Those who aren’t vaccinated, however, will be forced to quarantine if exposed to a positive case of COVID-19.
Parsley says offering vaccinations during registration is one more way to encourage a safer environment at the start of the school year.
“If this gets a few more people vaccinated, that’s a good thing,” he said.
“We will be there to make ourselves available to anyone at registration who wishes to be vaccinated.
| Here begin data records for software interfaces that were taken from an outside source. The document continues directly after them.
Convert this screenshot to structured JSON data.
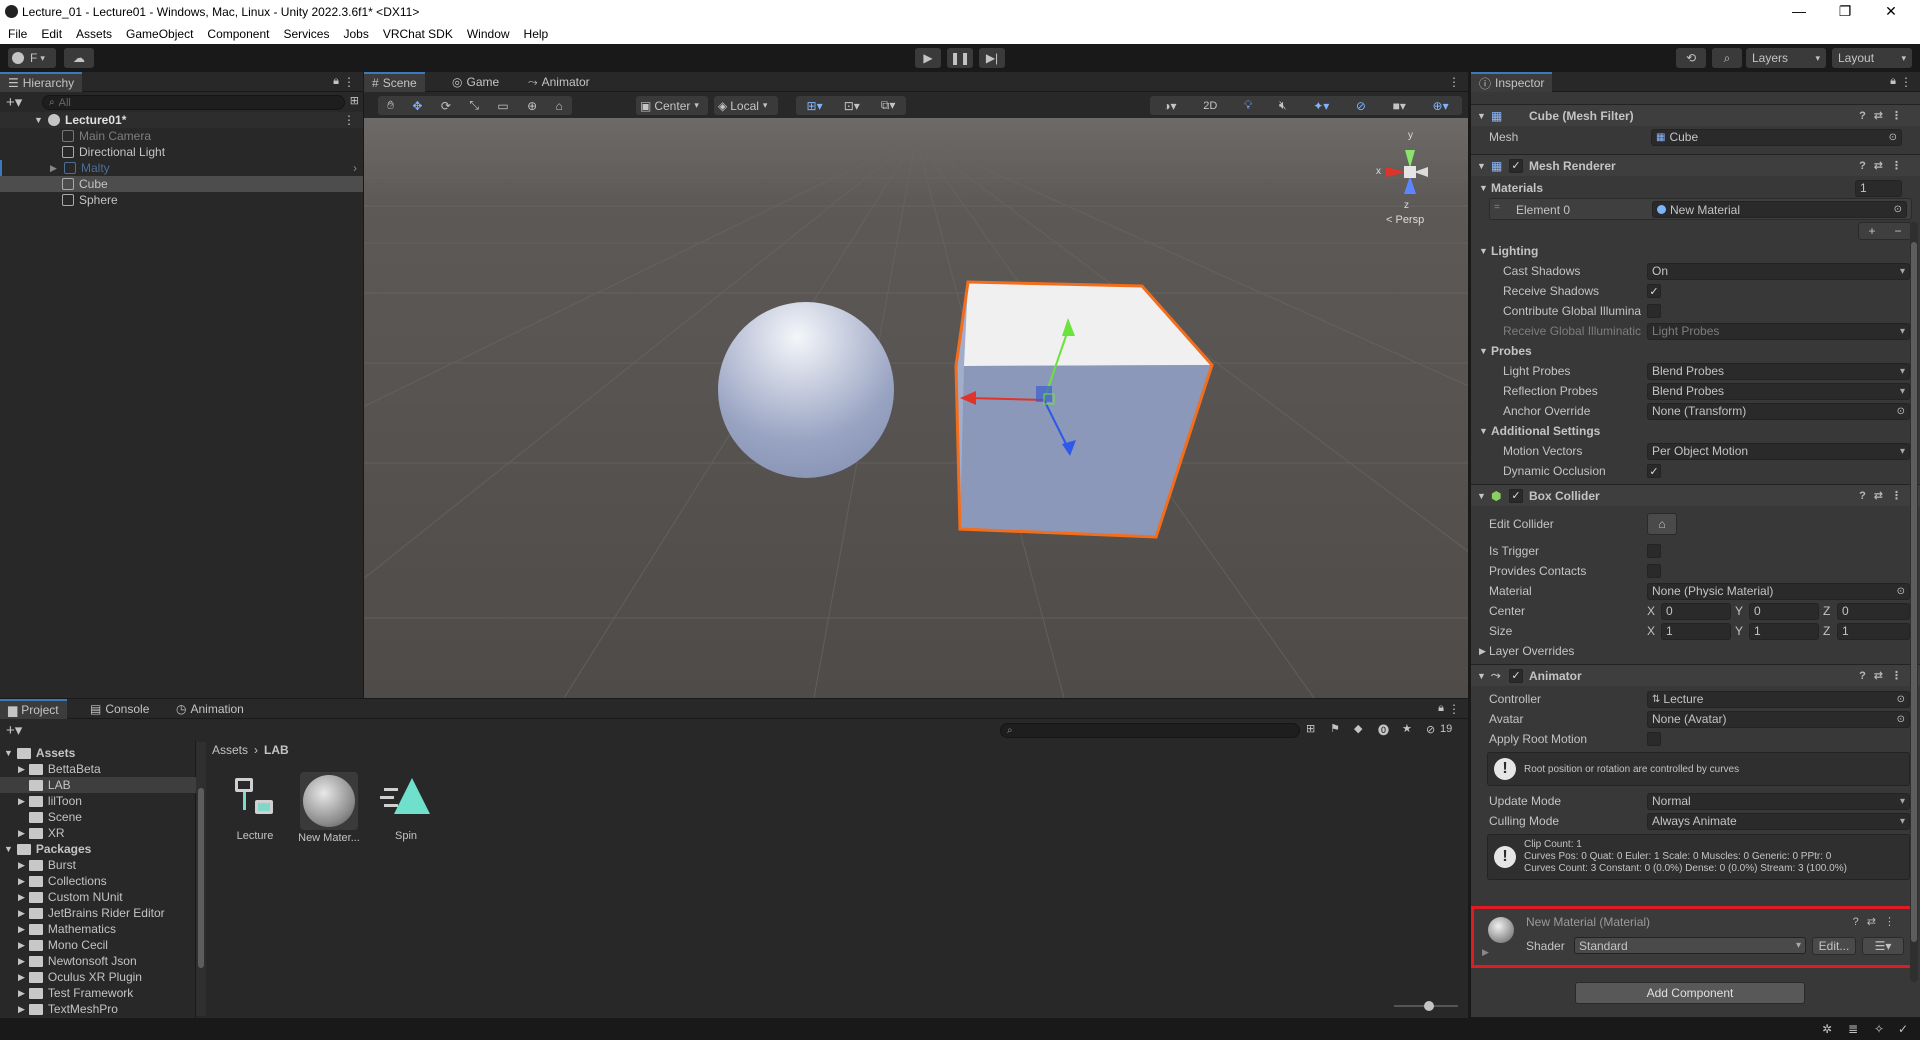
{
  "window": {
    "title": "Lecture_01 - Lecture01 - Windows, Mac, Linux - Unity 2022.3.6f1* <DX11>",
    "minimize": "—",
    "maximize": "❐",
    "close": "✕"
  },
  "menu": [
    "File",
    "Edit",
    "Assets",
    "GameObject",
    "Component",
    "Services",
    "Jobs",
    "VRChat SDK",
    "Window",
    "Help"
  ],
  "toolbar": {
    "account_label": "F",
    "layers_label": "Layers",
    "layout_label": "Layout"
  },
  "hierarchy": {
    "tab": "Hierarchy",
    "search_placeholder": "All",
    "scene": "Lecture01*",
    "items": [
      "Main Camera",
      "Directional Light",
      "Malty",
      "Cube",
      "Sphere"
    ]
  },
  "scene": {
    "tabs": [
      "Scene",
      "Game",
      "Animator"
    ],
    "pivot": "Center",
    "space": "Local",
    "mode_2d": "2D",
    "persp": "< Persp",
    "gizmo_axes": {
      "y": "y",
      "x": "x",
      "z": "z"
    }
  },
  "inspector": {
    "tab": "Inspector",
    "mesh_filter": {
      "title": "Cube (Mesh Filter)",
      "mesh_label": "Mesh",
      "mesh_value": "Cube"
    },
    "mesh_renderer": {
      "title": "Mesh Renderer",
      "materials_label": "Materials",
      "materials_count": "1",
      "element_label": "Element 0",
      "element_value": "New Material",
      "add": "+",
      "remove": "−",
      "lighting": "Lighting",
      "cast_shadows_label": "Cast Shadows",
      "cast_shadows_value": "On",
      "receive_shadows_label": "Receive Shadows",
      "contribute_gi_label": "Contribute Global Illumina",
      "receive_gi_label": "Receive Global Illuminatic",
      "receive_gi_value": "Light Probes",
      "probes": "Probes",
      "light_probes_label": "Light Probes",
      "light_probes_value": "Blend Probes",
      "reflection_probes_label": "Reflection Probes",
      "reflection_probes_value": "Blend Probes",
      "anchor_override_label": "Anchor Override",
      "anchor_override_value": "None (Transform)",
      "additional_settings": "Additional Settings",
      "motion_vectors_label": "Motion Vectors",
      "motion_vectors_value": "Per Object Motion",
      "dynamic_occlusion_label": "Dynamic Occlusion"
    },
    "box_collider": {
      "title": "Box Collider",
      "edit_collider_label": "Edit Collider",
      "is_trigger_label": "Is Trigger",
      "provides_contacts_label": "Provides Contacts",
      "material_label": "Material",
      "material_value": "None (Physic Material)",
      "center_label": "Center",
      "center": {
        "x": "0",
        "y": "0",
        "z": "0"
      },
      "size_label": "Size",
      "size": {
        "x": "1",
        "y": "1",
        "z": "1"
      },
      "axis_x": "X",
      "axis_y": "Y",
      "axis_z": "Z",
      "layer_overrides": "Layer Overrides"
    },
    "animator": {
      "title": "Animator",
      "controller_label": "Controller",
      "controller_value": "Lecture",
      "avatar_label": "Avatar",
      "avatar_value": "None (Avatar)",
      "apply_root_motion_label": "Apply Root Motion",
      "root_help": "Root position or rotation are controlled by curves",
      "update_mode_label": "Update Mode",
      "update_mode_value": "Normal",
      "culling_mode_label": "Culling Mode",
      "culling_mode_value": "Always Animate",
      "clip_info": [
        "Clip Count: 1",
        "Curves Pos: 0 Quat: 0 Euler: 1 Scale: 0 Muscles: 0 Generic: 0 PPtr: 0",
        "Curves Count: 3 Constant: 0 (0.0%) Dense: 0 (0.0%) Stream: 3 (100.0%)"
      ]
    },
    "material": {
      "title": "New Material (Material)",
      "shader_label": "Shader",
      "shader_value": "Standard",
      "edit_button": "Edit..."
    },
    "add_component": "Add Component"
  },
  "project": {
    "tabs": [
      "Project",
      "Console",
      "Animation"
    ],
    "hidden_count": "19",
    "breadcrumb": [
      "Assets",
      "LAB"
    ],
    "tree": {
      "assets_label": "Assets",
      "assets": [
        "BettaBeta",
        "LAB",
        "lilToon",
        "Scene",
        "XR"
      ],
      "packages_label": "Packages",
      "packages": [
        "Burst",
        "Collections",
        "Custom NUnit",
        "JetBrains Rider Editor",
        "Mathematics",
        "Mono Cecil",
        "Newtonsoft Json",
        "Oculus XR Plugin",
        "Test Framework",
        "TextMeshPro"
      ]
    },
    "assets_grid": [
      "Lecture",
      "New Mater...",
      "Spin"
    ]
  },
  "colors": {
    "accent": "#3a79bb",
    "selection_outline": "#f26e1d",
    "highlight_box": "#e01b24"
  }
}
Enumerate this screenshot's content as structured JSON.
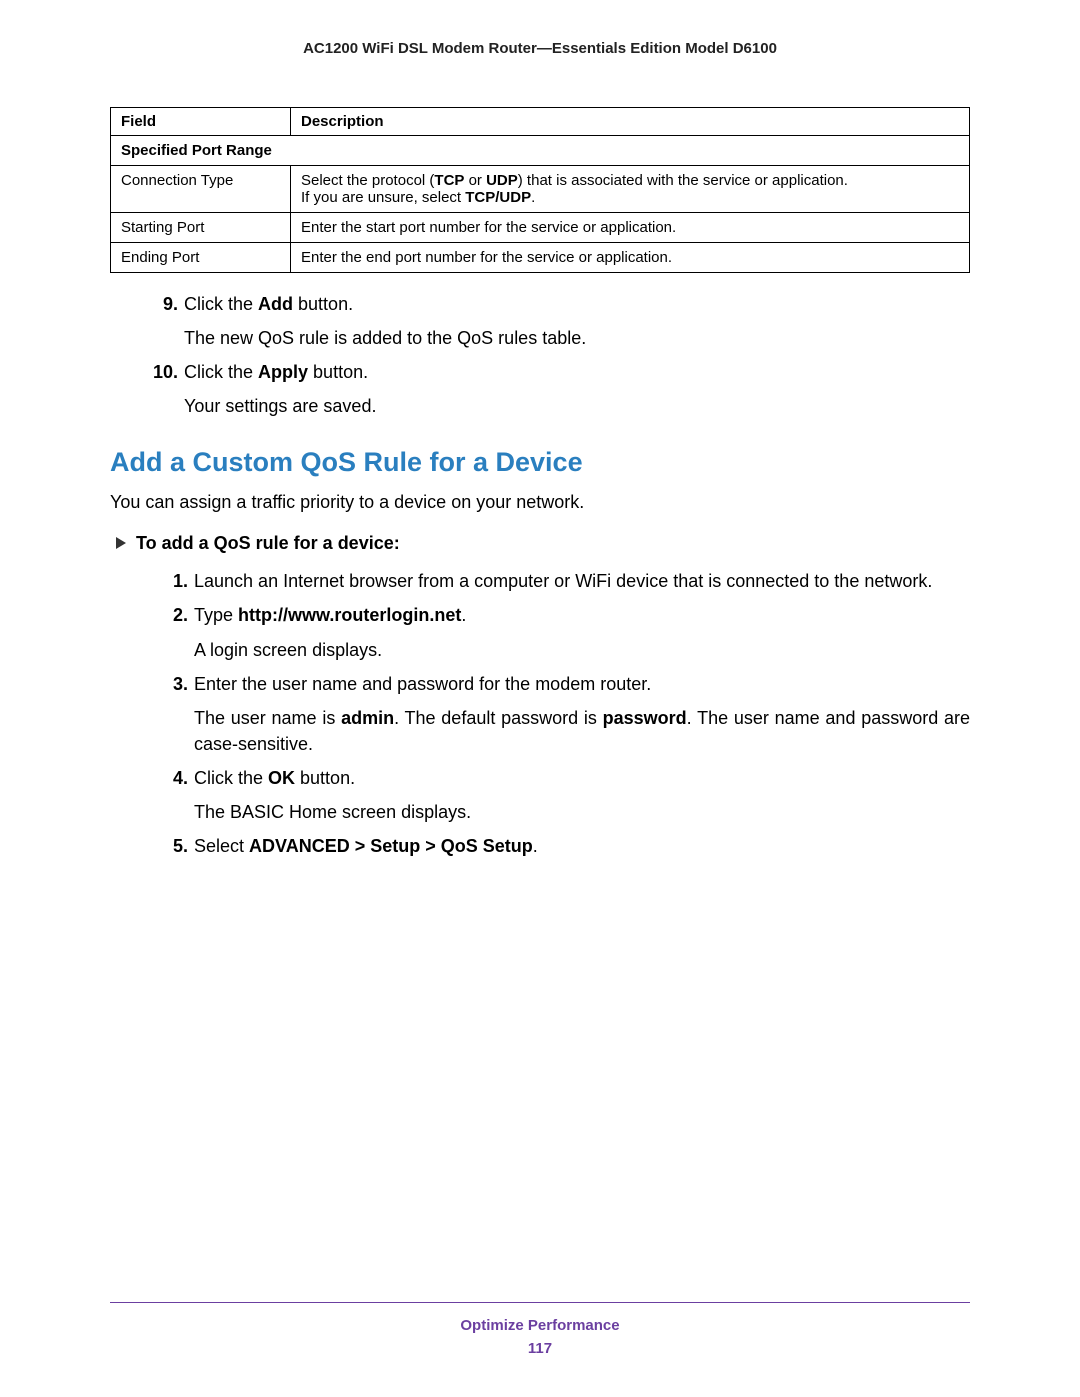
{
  "header": {
    "title": "AC1200 WiFi DSL Modem Router—Essentials Edition Model D6100"
  },
  "table": {
    "headers": {
      "field": "Field",
      "description": "Description"
    },
    "subhead": "Specified Port Range",
    "rows": [
      {
        "field": "Connection Type",
        "desc_pre": "Select the protocol (",
        "desc_b1": "TCP",
        "desc_mid": " or ",
        "desc_b2": "UDP",
        "desc_post1": ") that is associated with the service or application.",
        "desc_line2_pre": "If you are unsure, select ",
        "desc_line2_b": "TCP/UDP",
        "desc_line2_post": "."
      },
      {
        "field": "Starting Port",
        "desc_plain": "Enter the start port number for the service or application."
      },
      {
        "field": "Ending Port",
        "desc_plain": "Enter the end port number for the service or application."
      }
    ]
  },
  "steps_top": [
    {
      "num": "9.",
      "pre": "Click the ",
      "bold": "Add",
      "post": " button.",
      "follow": "The new QoS rule is added to the QoS rules table."
    },
    {
      "num": "10.",
      "pre": "Click the ",
      "bold": "Apply",
      "post": " button.",
      "follow": "Your settings are saved."
    }
  ],
  "section": {
    "heading": "Add a Custom QoS Rule for a Device",
    "intro": "You can assign a traffic priority to a device on your network.",
    "proc_label": "To add a QoS rule for a device:"
  },
  "steps_proc": {
    "s1": {
      "num": "1.",
      "text": "Launch an Internet browser from a computer or WiFi device that is connected to the network."
    },
    "s2": {
      "num": "2.",
      "pre": "Type ",
      "bold": "http://www.routerlogin.net",
      "post": ".",
      "follow": "A login screen displays."
    },
    "s3": {
      "num": "3.",
      "line1": "Enter the user name and password for the modem router.",
      "f_pre": "The user name is ",
      "f_b1": "admin",
      "f_mid": ". The default password is ",
      "f_b2": "password",
      "f_post": ". The user name and password are case-sensitive."
    },
    "s4": {
      "num": "4.",
      "pre": "Click the ",
      "bold": "OK",
      "post": " button.",
      "follow": "The BASIC Home screen displays."
    },
    "s5": {
      "num": "5.",
      "pre": "Select ",
      "bold": "ADVANCED > Setup > QoS Setup",
      "post": "."
    }
  },
  "footer": {
    "section": "Optimize Performance",
    "page": "117"
  }
}
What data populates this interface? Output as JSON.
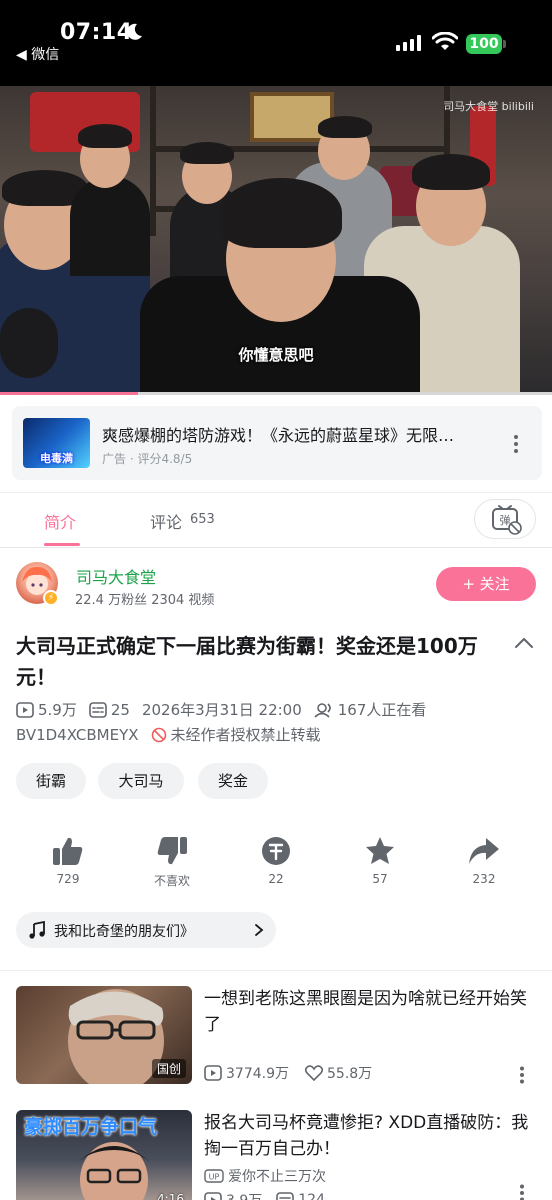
{
  "status_bar": {
    "time": "07:14",
    "back_app": "◀ 微信",
    "battery": "100"
  },
  "video": {
    "caption": "你懂意思吧",
    "watermark": "司马大食堂 bilibili",
    "progress": 0.25
  },
  "ad": {
    "thumb_text": "电毒满",
    "title": "爽感爆棚的塔防游戏！《永远的蔚蓝星球》无限…",
    "meta": "广告 · 评分4.8/5"
  },
  "tabs": {
    "intro_label": "简介",
    "comments_label": "评论",
    "comments_count": "653"
  },
  "uploader": {
    "name": "司马大食堂",
    "stats": "22.4 万粉丝  2304 视频",
    "follow_label": "+ 关注"
  },
  "video_info": {
    "title": "大司马正式确定下一届比赛为街霸！奖金还是100万元！",
    "views": "5.9万",
    "danmaku": "25",
    "date": "2026年3月31日 22:00",
    "watching": "167人正在看",
    "bvid": "BV1D4XCBMEYX",
    "copyright_notice": "未经作者授权禁止转载"
  },
  "tags": [
    "街霸",
    "大司马",
    "奖金"
  ],
  "actions": {
    "like": {
      "icon": "thumbs-up-icon",
      "count": "729"
    },
    "dislike": {
      "icon": "thumbs-down-icon",
      "label": "不喜欢"
    },
    "coin": {
      "icon": "coin-icon",
      "count": "22"
    },
    "favorite": {
      "icon": "star-icon",
      "count": "57"
    },
    "share": {
      "icon": "share-icon",
      "count": "232"
    }
  },
  "music": {
    "text": "我和比奇堡的朋友们》"
  },
  "related": [
    {
      "title": "一想到老陈这黑眼圈是因为啥就已经开始笑了",
      "badge": "国创",
      "views": "3774.9万",
      "likes": "55.8万"
    },
    {
      "title": "报名大司马杯竟遭惨拒? XDD直播破防：我掏一百万自己办！",
      "overlay_text": "豪掷百万争口气",
      "duration": "4:16",
      "up_name": "爱你不止三万次",
      "views": "3.9万",
      "comments": "124"
    }
  ],
  "colors": {
    "brand_pink": "#fb7299",
    "uploader_green": "#1ca34a",
    "battery_green": "#34c759"
  }
}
Students, parents, siblings — it makes no difference to us,” she said.
Though masks will not be required inside the school building, they are, per federal law, still required on all school buses.
Social distancing will remain in place this year, although it will be reduced to three feet as opposed to the previous six.
Health department officials will be on-hand to offer vaccinations during registration at Clark Middle School this Thursday from 9 a.m. to noon and again from 2-5 p.m. They will be at the Lincoln High School registration day from 11 a.m. to 5 p.m. Tuesday.
VCSC’s board of trustees on Monday also approved a measure to reduce the out-of-pocket cost of student Chromebook rental fees.
“When you have so much of your curriculum technology based, having access — in this instance through the Chromebook — is important,” Parsley said of the reduced fee.
The school corporation will tap into two COVID-relief funds — ESSER and GEER — to help pay for the cost of new Chromebooks, passing the savings on to students and parents.
in 2020 and 2021, Congress passed three stimulus bills, including funding for the Elementary and Secondary School (ESSER) Fund.
And, in Indiana, Gov. Eric Holcomb signed the Governor’s Emergency Education Relief (GEER) Fund to support local schools and educational agencies.
Parsley said using those ESSER and GEER funds to purchase the devices will bring the rental cost from $75, down to $45 for K-5 students, and from $95 down to $60 for middle school students.
In other news, VCSC’s board of trustees approved a $347,879 bid from American Roofing and Metal to replace the roof at the Washington Learning Academy, 2134 Washington Ave.
Parsley says while seven roofing companies expressed interest, only two submitted bids for the project, resulting in the selection of the Louisville, Kentucky-based company.
The building, which needs decking, roofing and some sheet metal replacement, is also need of tuck pointing work, but Parsley says VCSC is looking to local mason workers for that job.
“We have a mason that does a lot of our work, so using outside contractors that we have no relationship with just didn’t make sense,” he said.
Parsley anticipates roof repairs to begin by early fall.